Exercise goal:
Take the data below and repeat it exactly.

Stored entries:
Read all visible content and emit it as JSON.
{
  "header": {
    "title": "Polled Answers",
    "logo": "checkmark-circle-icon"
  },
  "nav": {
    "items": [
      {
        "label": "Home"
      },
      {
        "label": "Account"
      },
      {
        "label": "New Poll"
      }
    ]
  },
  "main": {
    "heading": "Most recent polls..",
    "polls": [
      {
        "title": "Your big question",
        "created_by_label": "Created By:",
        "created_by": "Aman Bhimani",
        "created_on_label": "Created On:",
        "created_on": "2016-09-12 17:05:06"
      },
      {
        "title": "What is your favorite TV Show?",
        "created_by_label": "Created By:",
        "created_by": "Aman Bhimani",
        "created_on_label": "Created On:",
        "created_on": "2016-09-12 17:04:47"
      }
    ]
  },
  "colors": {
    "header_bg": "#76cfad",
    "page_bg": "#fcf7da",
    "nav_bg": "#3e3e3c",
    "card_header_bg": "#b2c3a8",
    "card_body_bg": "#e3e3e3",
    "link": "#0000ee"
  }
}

Response to this task:
Read all visible content and emit it as JSON.
{
  "header": {
    "title": "Polled Answers",
    "logo": "checkmark-circle-icon"
  },
  "nav": {
    "items": [
      {
        "label": "Home"
      },
      {
        "label": "Account"
      },
      {
        "label": "New Poll"
      }
    ]
  },
  "main": {
    "heading": "Most recent polls..",
    "polls": [
      {
        "title": "Your big question",
        "created_by_label": "Created By:",
        "created_by": "Aman Bhimani",
        "created_on_label": "Created On:",
        "created_on": "2016-09-12 17:05:06"
      },
      {
        "title": "What is your favorite TV Show?",
        "created_by_label": "Created By:",
        "created_by": "Aman Bhimani",
        "created_on_label": "Created On:",
        "created_on": "2016-09-12 17:04:47"
      }
    ]
  },
  "colors": {
    "header_bg": "#76cfad",
    "page_bg": "#fcf7da",
    "nav_bg": "#3e3e3c",
    "card_header_bg": "#b2c3a8",
    "card_body_bg": "#e3e3e3",
    "link": "#0000ee"
  }
}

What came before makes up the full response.